Tribute to champion of county’s elderly and disabled

County news.
County news.

The elderly and disabled across West Sussex, lost a valiant champion last week, with the death of Charles Boughton-Leigh, less than a month after he had been honoured with an MBE in the Queen’s Birthday Honours List.

Charles, 68, had devoted his adult life to caring and campaigning for the vulnerable across West Sussex and the South East, and was awarded his honour for services to the community within Mid and West Sussex.

“The award was well overdue,” said close friend and fellow rugby fanatic Bob Rodgers.

“Charles has done more than anyone over the past 30 years to improve services and care support for the elderly and disabled.”

Charles and his wife Ann have cared for their twin Downs Syndrome boys, Andrew and James, for the past 41 years, and worked tirelessly to improve the lives of many other disabled and elderly people within West Sussex.

Three decades ago, Charles co-founded the Ferring Country Centre near Worthing, to provide a horse riding centre and meaningful training and work experience for more than 100 people with learning difficulties.

He also Chaired Worthing Mencap, and for 12 years, served as Chief Officer of Age Concern Haywards Heath, and as a Board member of Age Concern South East (now Age UK), and instigated the Saturday Dementia Clubs across the region.

He was also a co-founder of Don’t Cut Us Out, which continues to campaign against the £31m cuts in care support for the vulnerable imposed last year by West Sussex County Council.

It was he who addressed the council in a debate about these controversial cuts in care support last year, and was expected to address the issues again at the next full council meeting in October.

Charles’ other great passion was rugby. A past President of Worthing Rugby Club, he instigated mini rugby at the Club to encourage junior participation within the sport, and saw the concept grow first nationally, and then worldwide.

In 2004, he was honoured by the Rugby Football Union with an England/Wales match at Twickenham for his voluntary work within the sport.

Charles, who has lived and worked in West Sussex throughout his life, was a firm believer in the right enshrined within EU Law that every citizen, irrespective of age or disability, has a right to a life, and not simply an existence.

After being honoured by the Queen in July, Charles explained: “When our two Downs Syndrome boys were born, there was very little available in the way of care support, but parents worked very hard in partnership with West Sussex County Council to turn this around. The services provided for the disabled and elderly across the County became an example for the rest of the Country, but since the cuts, West Sussex has fallen back to being one of the worst ranked counties in England.
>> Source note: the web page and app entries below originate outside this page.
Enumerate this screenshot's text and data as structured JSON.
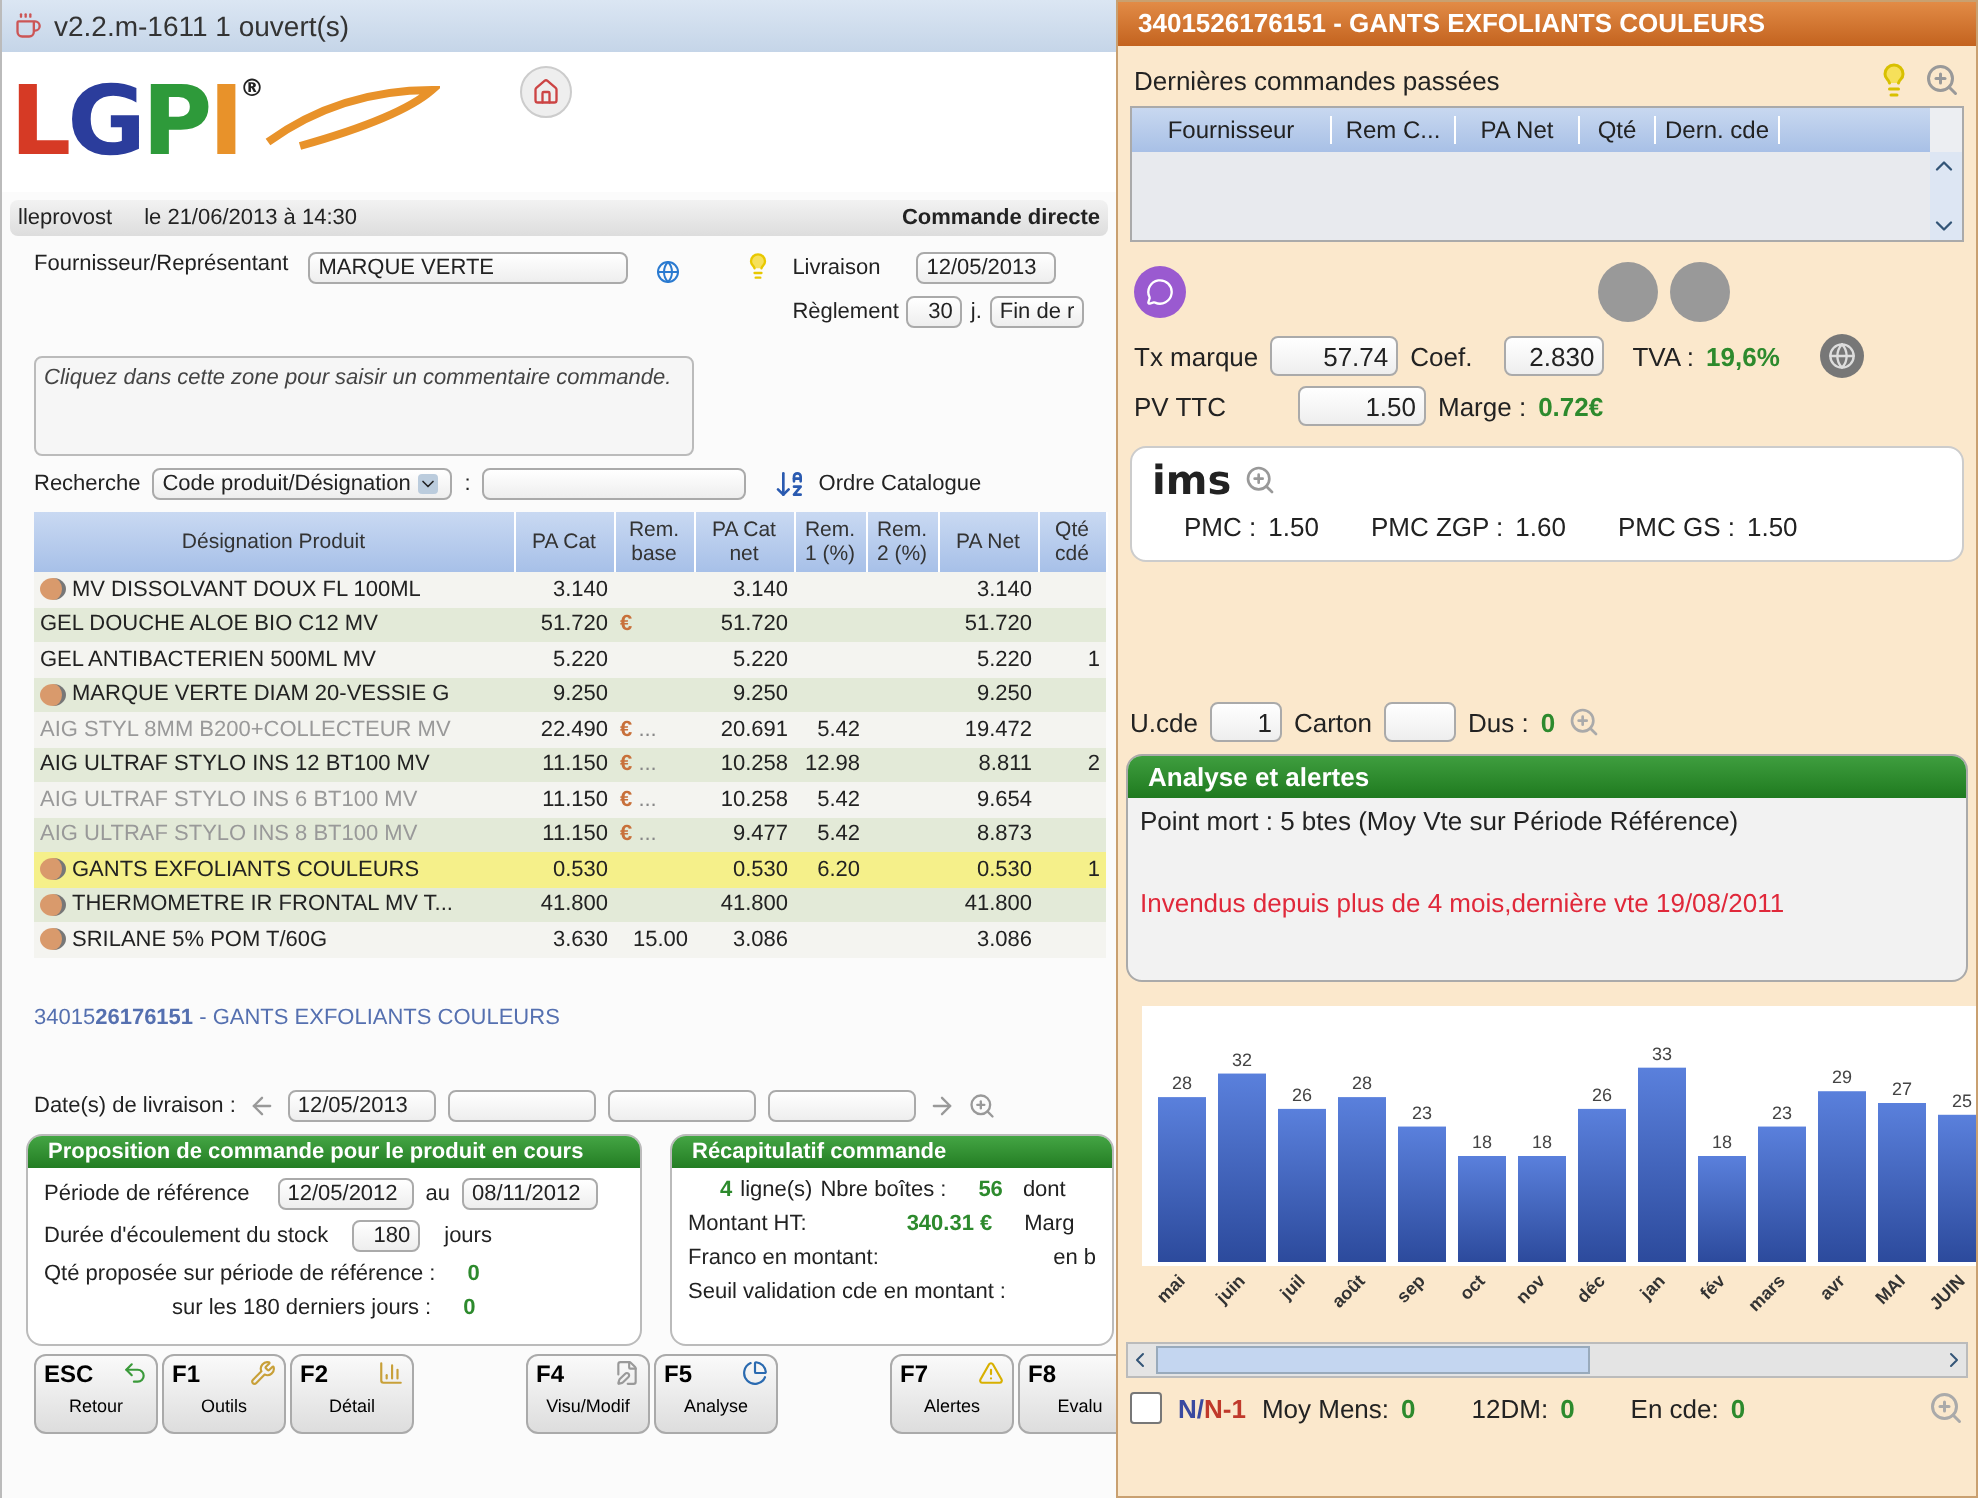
{
  "window": {
    "title": "v2.2.m-1611 1 ouvert(s)"
  },
  "logo": {
    "letters": [
      {
        "text": "L",
        "color": "#d63a25"
      },
      {
        "text": "G",
        "color": "#2b3d9c"
      },
      {
        "text": "P",
        "color": "#2e9a3a"
      },
      {
        "text": "I",
        "color": "#e8922a"
      }
    ],
    "mark": "®"
  },
  "info_bar": {
    "user": "lleprovost",
    "date": "le 21/06/2013 à 14:30",
    "mode": "Commande directe"
  },
  "supplier": {
    "label": "Fournisseur/Représentant",
    "value": "MARQUE VERTE"
  },
  "delivery": {
    "label": "Livraison",
    "value": "12/05/2013"
  },
  "payment": {
    "label": "Règlement",
    "days": "30",
    "unit": "j.",
    "term": "Fin de r"
  },
  "comment": {
    "placeholder": "Cliquez dans cette zone pour saisir un commentaire commande."
  },
  "search": {
    "label": "Recherche",
    "mode": "Code produit/Désignation",
    "separator": ":",
    "order": "Ordre Catalogue"
  },
  "table": {
    "columns": [
      "Désignation Produit",
      "PA Cat",
      "Rem. base",
      "PA Cat net",
      "Rem. 1 (%)",
      "Rem. 2 (%)",
      "PA Net",
      "Qté cdé"
    ],
    "rows": [
      {
        "hand": true,
        "disabled": false,
        "selected": false,
        "name": "MV DISSOLVANT DOUX FL 100ML",
        "pa_cat": "3.140",
        "rem_base": "",
        "more": "",
        "pa_cat_net": "3.140",
        "rem1": "",
        "rem2": "",
        "pa_net": "3.140",
        "qty": ""
      },
      {
        "hand": false,
        "euro_sign": "€",
        "disabled": false,
        "selected": false,
        "name": "GEL DOUCHE ALOE BIO C12 MV",
        "pa_cat": "51.720",
        "rem_base": "",
        "more": "",
        "pa_cat_net": "51.720",
        "rem1": "",
        "rem2": "",
        "pa_net": "51.720",
        "qty": ""
      },
      {
        "hand": false,
        "disabled": false,
        "selected": false,
        "name": "GEL ANTIBACTERIEN 500ML MV",
        "pa_cat": "5.220",
        "rem_base": "",
        "more": "",
        "pa_cat_net": "5.220",
        "rem1": "",
        "rem2": "",
        "pa_net": "5.220",
        "qty": "1"
      },
      {
        "hand": true,
        "disabled": false,
        "selected": false,
        "name": "MARQUE VERTE DIAM 20-VESSIE G",
        "pa_cat": "9.250",
        "rem_base": "",
        "more": "",
        "pa_cat_net": "9.250",
        "rem1": "",
        "rem2": "",
        "pa_net": "9.250",
        "qty": ""
      },
      {
        "hand": false,
        "euro_sign": "€",
        "disabled": true,
        "selected": false,
        "name": "AIG STYL 8MM B200+COLLECTEUR MV",
        "pa_cat": "22.490",
        "rem_base": "",
        "more": "...",
        "pa_cat_net": "20.691",
        "rem1": "5.42",
        "rem2": "",
        "pa_net": "19.472",
        "qty": ""
      },
      {
        "hand": false,
        "euro_sign": "€",
        "disabled": false,
        "selected": false,
        "name": "AIG ULTRAF STYLO INS 12 BT100 MV",
        "pa_cat": "11.150",
        "rem_base": "",
        "more": "...",
        "pa_cat_net": "10.258",
        "rem1": "12.98",
        "rem2": "",
        "pa_net": "8.811",
        "qty": "2"
      },
      {
        "hand": false,
        "euro_sign": "€",
        "disabled": true,
        "selected": false,
        "name": "AIG ULTRAF STYLO INS 6 BT100 MV",
        "pa_cat": "11.150",
        "rem_base": "",
        "more": "...",
        "pa_cat_net": "10.258",
        "rem1": "5.42",
        "rem2": "",
        "pa_net": "9.654",
        "qty": ""
      },
      {
        "hand": false,
        "euro_sign": "€",
        "disabled": true,
        "selected": false,
        "name": "AIG ULTRAF STYLO INS 8 BT100 MV",
        "pa_cat": "11.150",
        "rem_base": "",
        "more": "...",
        "pa_cat_net": "9.477",
        "rem1": "5.42",
        "rem2": "",
        "pa_net": "8.873",
        "qty": ""
      },
      {
        "hand": true,
        "disabled": false,
        "selected": true,
        "name": "GANTS EXFOLIANTS COULEURS",
        "pa_cat": "0.530",
        "rem_base": "",
        "more": "",
        "pa_cat_net": "0.530",
        "rem1": "6.20",
        "rem2": "",
        "pa_net": "0.530",
        "qty": "1"
      },
      {
        "hand": true,
        "disabled": false,
        "selected": false,
        "name": "THERMOMETRE IR FRONTAL MV T...",
        "pa_cat": "41.800",
        "rem_base": "",
        "more": "",
        "pa_cat_net": "41.800",
        "rem1": "",
        "rem2": "",
        "pa_net": "41.800",
        "qty": ""
      },
      {
        "hand": true,
        "disabled": false,
        "selected": false,
        "name": "SRILANE 5% POM T/60G",
        "pa_cat": "3.630",
        "rem_base": "15.00",
        "more": "",
        "pa_cat_net": "3.086",
        "rem1": "",
        "rem2": "",
        "pa_net": "3.086",
        "qty": ""
      }
    ]
  },
  "product_line": "34015**26176151** - GANTS EXFOLIANTS COULEURS",
  "delivery_dates": {
    "label": "Date(s) de livraison :",
    "dates": [
      "12/05/2013"
    ]
  },
  "proposal": {
    "title": "Proposition de commande pour le produit en cours",
    "period_label": "Période de référence",
    "from": "12/05/2012",
    "to_label": "au",
    "to": "08/11/2012",
    "duration_label": "Durée d'écoulement du stock",
    "duration": "180",
    "duration_unit": "jours",
    "qty_label": "Qté proposée sur période de référence :",
    "qty": "0",
    "last_label": "sur les 180 derniers jours :",
    "last": "0"
  },
  "summary": {
    "title": "Récapitulatif commande",
    "lines_count": "4",
    "lines_label": "ligne(s)",
    "boxes_label": "Nbre boîtes :",
    "boxes": "56",
    "boxes_tail": "dont",
    "amount_label": "Montant HT:",
    "amount": "340.31 €",
    "amount_tail": "Marg",
    "franco_label": "Franco en montant:",
    "franco_tail": "en b",
    "threshold_label": "Seuil validation cde en montant :"
  },
  "function_keys": [
    [
      {
        "key": "ESC",
        "label": "Retour"
      },
      {
        "key": "F1",
        "label": "Outils"
      },
      {
        "key": "F2",
        "label": "Détail"
      }
    ],
    [
      {
        "key": "F4",
        "label": "Visu/Modif"
      },
      {
        "key": "F5",
        "label": "Analyse"
      }
    ],
    [
      {
        "key": "F7",
        "label": "Alertes"
      },
      {
        "key": "F8",
        "label": "Evalu"
      }
    ]
  ],
  "detail": {
    "title": "3401526176151 - GANTS EXFOLIANTS COULEURS",
    "orders_title": "Dernières commandes passées",
    "orders_columns": [
      "Fournisseur",
      "Rem C...",
      "PA Net",
      "Qté",
      "Dern. cde"
    ],
    "tx_label": "Tx marque",
    "tx": "57.74",
    "coef_label": "Coef.",
    "coef": "2.830",
    "tva_label": "TVA :",
    "tva": "19,6%",
    "pv_label": "PV TTC",
    "pv": "1.50",
    "margin_label": "Marge :",
    "margin": "0.72€",
    "ims": {
      "logo": "ims",
      "items": [
        {
          "label": "PMC :",
          "value": "1.50"
        },
        {
          "label": "PMC ZGP :",
          "value": "1.60"
        },
        {
          "label": "PMC GS :",
          "value": "1.50"
        }
      ]
    },
    "unit_label": "U.cde",
    "unit": "1",
    "carton_label": "Carton",
    "dus_label": "Dus :",
    "dus": "0",
    "alerts": {
      "title": "Analyse et alertes",
      "lines": [
        {
          "kind": "info",
          "text": "Point mort : 5 btes (Moy Vte sur Période Référence)"
        },
        {
          "kind": "warning",
          "text": "Invendus depuis plus de 4 mois,dernière vte 19/08/2011"
        }
      ]
    },
    "chart_data": {
      "type": "bar",
      "categories": [
        "mai",
        "juin",
        "juil",
        "août",
        "sep",
        "oct",
        "nov",
        "déc",
        "jan",
        "fév",
        "mars",
        "avr",
        "MAI",
        "JUIN"
      ],
      "values": [
        28,
        32,
        26,
        28,
        23,
        18,
        18,
        26,
        33,
        18,
        23,
        29,
        27,
        25
      ],
      "data_labels": true
    },
    "footer": {
      "checked": false,
      "label_parts": [
        {
          "text": "N/",
          "color": "#3a4aa0"
        },
        {
          "text": "N-1",
          "color": "#c0392b"
        }
      ],
      "stats": [
        {
          "label": "Moy Mens:",
          "value": "0"
        },
        {
          "label": "12DM:",
          "value": "0"
        },
        {
          "label": "En cde:",
          "value": "0"
        }
      ]
    }
  }
}
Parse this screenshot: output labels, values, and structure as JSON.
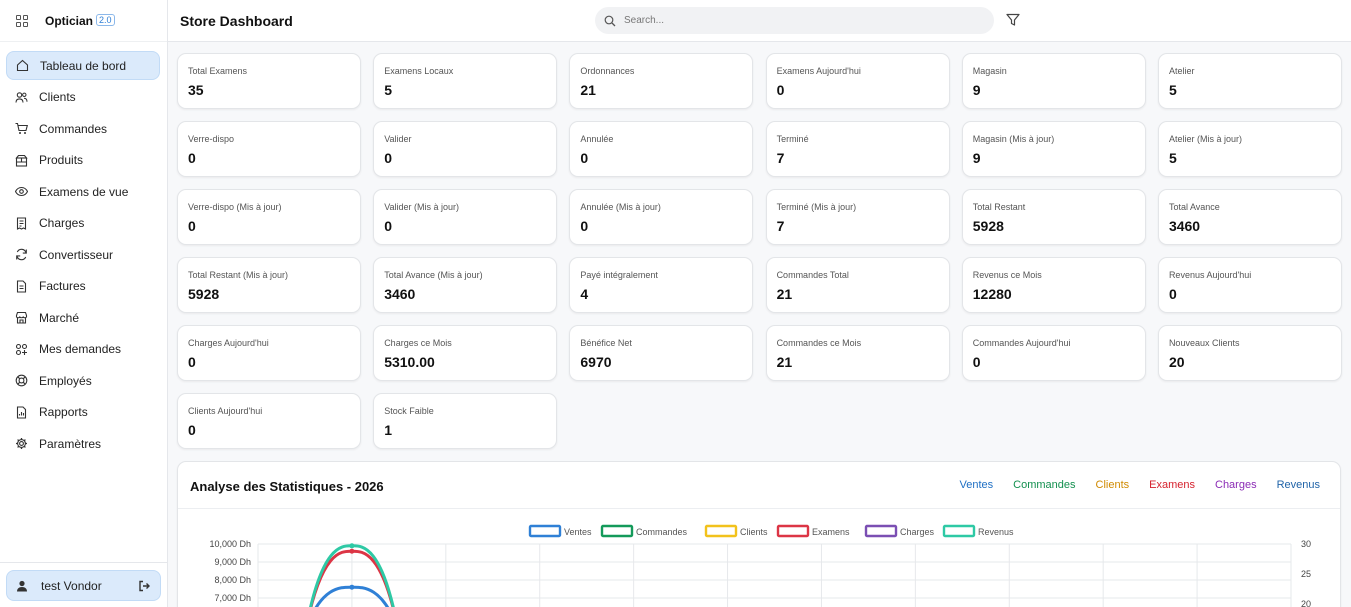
{
  "brand": {
    "name": "Optician",
    "version": "2.0"
  },
  "sidebar": {
    "items": [
      {
        "label": "Tableau de bord",
        "icon": "home-icon",
        "active": true
      },
      {
        "label": "Clients",
        "icon": "users-icon"
      },
      {
        "label": "Commandes",
        "icon": "cart-icon"
      },
      {
        "label": "Produits",
        "icon": "box-icon"
      },
      {
        "label": "Examens de vue",
        "icon": "eye-icon"
      },
      {
        "label": "Charges",
        "icon": "receipt-icon"
      },
      {
        "label": "Convertisseur",
        "icon": "refresh-icon"
      },
      {
        "label": "Factures",
        "icon": "document-icon"
      },
      {
        "label": "Marché",
        "icon": "store-icon"
      },
      {
        "label": "Mes demandes",
        "icon": "grid-plus-icon"
      },
      {
        "label": "Employés",
        "icon": "lifebuoy-icon"
      },
      {
        "label": "Rapports",
        "icon": "report-icon"
      },
      {
        "label": "Paramètres",
        "icon": "gear-icon"
      }
    ],
    "user": {
      "name": "test Vondor"
    }
  },
  "header": {
    "title": "Store Dashboard",
    "search_placeholder": "Search..."
  },
  "cards": [
    {
      "label": "Total Examens",
      "value": "35"
    },
    {
      "label": "Examens Locaux",
      "value": "5"
    },
    {
      "label": "Ordonnances",
      "value": "21"
    },
    {
      "label": "Examens Aujourd'hui",
      "value": "0"
    },
    {
      "label": "Magasin",
      "value": "9"
    },
    {
      "label": "Atelier",
      "value": "5"
    },
    {
      "label": "Verre-dispo",
      "value": "0"
    },
    {
      "label": "Valider",
      "value": "0"
    },
    {
      "label": "Annulée",
      "value": "0"
    },
    {
      "label": "Terminé",
      "value": "7"
    },
    {
      "label": "Magasin (Mis à jour)",
      "value": "9"
    },
    {
      "label": "Atelier (Mis à jour)",
      "value": "5"
    },
    {
      "label": "Verre-dispo (Mis à jour)",
      "value": "0"
    },
    {
      "label": "Valider (Mis à jour)",
      "value": "0"
    },
    {
      "label": "Annulée (Mis à jour)",
      "value": "0"
    },
    {
      "label": "Terminé (Mis à jour)",
      "value": "7"
    },
    {
      "label": "Total Restant",
      "value": "5928"
    },
    {
      "label": "Total Avance",
      "value": "3460"
    },
    {
      "label": "Total Restant (Mis à jour)",
      "value": "5928"
    },
    {
      "label": "Total Avance (Mis à jour)",
      "value": "3460"
    },
    {
      "label": "Payé intégralement",
      "value": "4"
    },
    {
      "label": "Commandes Total",
      "value": "21"
    },
    {
      "label": "Revenus ce Mois",
      "value": "12280"
    },
    {
      "label": "Revenus Aujourd'hui",
      "value": "0"
    },
    {
      "label": "Charges Aujourd'hui",
      "value": "0"
    },
    {
      "label": "Charges ce Mois",
      "value": "5310.00"
    },
    {
      "label": "Bénéfice Net",
      "value": "6970"
    },
    {
      "label": "Commandes ce Mois",
      "value": "21"
    },
    {
      "label": "Commandes Aujourd'hui",
      "value": "0"
    },
    {
      "label": "Nouveaux Clients",
      "value": "20"
    },
    {
      "label": "Clients Aujourd'hui",
      "value": "0"
    },
    {
      "label": "Stock Faible",
      "value": "1"
    }
  ],
  "stats": {
    "title": "Analyse des Statistiques - 2026",
    "tabs": [
      {
        "label": "Ventes",
        "color": "#1e6fc4"
      },
      {
        "label": "Commandes",
        "color": "#13904f"
      },
      {
        "label": "Clients",
        "color": "#d08a00"
      },
      {
        "label": "Examens",
        "color": "#d6222e"
      },
      {
        "label": "Charges",
        "color": "#8b2bb5"
      },
      {
        "label": "Revenus",
        "color": "#1f63a8"
      }
    ]
  },
  "chart_data": {
    "type": "line",
    "legend": "top",
    "series": [
      {
        "name": "Ventes",
        "color": "#2f80d6",
        "axis": "left",
        "values": [
          7600,
          null
        ]
      },
      {
        "name": "Commandes",
        "color": "#149a5a",
        "axis": "right",
        "values": [
          null,
          null
        ]
      },
      {
        "name": "Clients",
        "color": "#f2c21c",
        "axis": "right",
        "values": [
          null,
          null
        ]
      },
      {
        "name": "Examens",
        "color": "#dc3545",
        "axis": "left",
        "values": [
          9600,
          null
        ]
      },
      {
        "name": "Charges",
        "color": "#7b4fb3",
        "axis": "left",
        "values": [
          null,
          null
        ]
      },
      {
        "name": "Revenus",
        "color": "#2ec9a5",
        "axis": "left",
        "values": [
          9900,
          null
        ]
      }
    ],
    "y_left": {
      "ticks": [
        "10,000 Dh",
        "9,000 Dh",
        "8,000 Dh",
        "7,000 Dh"
      ],
      "min": 7000,
      "max": 10000
    },
    "y_right": {
      "ticks": [
        "30",
        "25",
        "20"
      ],
      "min": 20,
      "max": 30
    },
    "grid": true
  }
}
I am concerned that much of what we achieved will be lost.”

Charles, who lived with his family in East Preston, is survived by his wife Ann, their four sons, Andrew, James, George and Tom, and two grandchildren, Charlie and Archie.

The funeral service for Charles Boughton-Leigh will be held at mid-day on Monday August 6 at East Preston Church, followed by a wake at Worthing Rugby Club.